__Exercise objective__
All lines with the word "this" must be pulled from the entries below.

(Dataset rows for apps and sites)

# # #

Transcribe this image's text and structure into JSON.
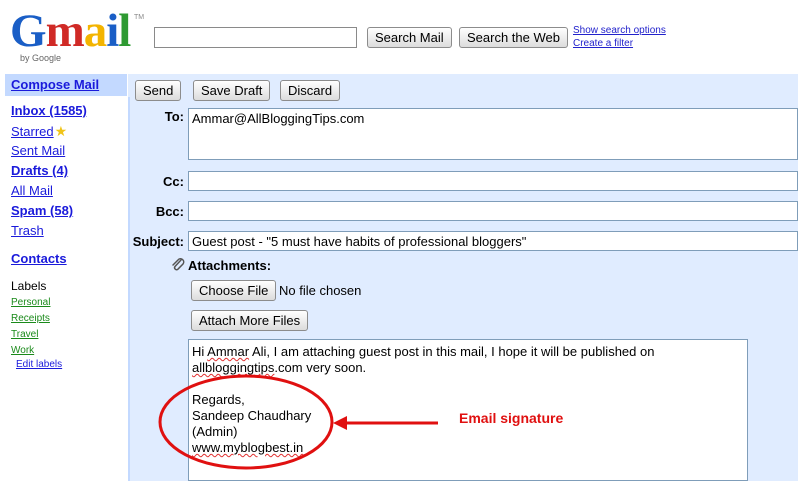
{
  "header": {
    "logo_letters": [
      "G",
      "m",
      "a",
      "i",
      "l"
    ],
    "logo_by": "by Google",
    "logo_tm": "TM",
    "search_value": "",
    "search_mail_label": "Search Mail",
    "search_web_label": "Search the Web",
    "show_options_label": "Show search options",
    "create_filter_label": "Create a filter"
  },
  "sidebar": {
    "compose": "Compose Mail",
    "inbox": "Inbox (1585)",
    "starred": "Starred",
    "star_icon": "★",
    "sent": "Sent Mail",
    "drafts": "Drafts (4)",
    "all": "All Mail",
    "spam": "Spam (58)",
    "trash": "Trash",
    "contacts": "Contacts",
    "labels_heading": "Labels",
    "labels": [
      "Personal",
      "Receipts",
      "Travel",
      "Work"
    ],
    "edit_labels": "Edit labels"
  },
  "compose": {
    "send_label": "Send",
    "save_draft_label": "Save Draft",
    "discard_label": "Discard",
    "to_label": "To:",
    "to_value": "Ammar@AllBloggingTips.com",
    "cc_label": "Cc:",
    "cc_value": "",
    "bcc_label": "Bcc:",
    "bcc_value": "",
    "subject_label": "Subject:",
    "subject_value": "Guest post - \"5 must have habits of professional bloggers\"",
    "attachments_label": "Attachments:",
    "choose_file_label": "Choose File",
    "no_file_text": "No file chosen",
    "attach_more_label": "Attach More Files",
    "body": {
      "line1_pre": "Hi ",
      "line1_name": "Ammar",
      "line1_post": " Ali, I am attaching guest post in this mail, I hope it will be published on",
      "line2_domain": "allbloggingtips",
      "line2_post": ".com very soon.",
      "regards": "Regards,",
      "sig_name": "Sandeep Chaudhary",
      "sig_role": "(Admin)",
      "sig_site": "www.myblogbest.in"
    }
  },
  "annotation": {
    "label": "Email signature",
    "color": "#e01010"
  }
}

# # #

__Solution__
Transcribe this image's text and structure into JSON.
      "line1_post": " Ali, I am attaching guest post in this mail, I hope it will be published on",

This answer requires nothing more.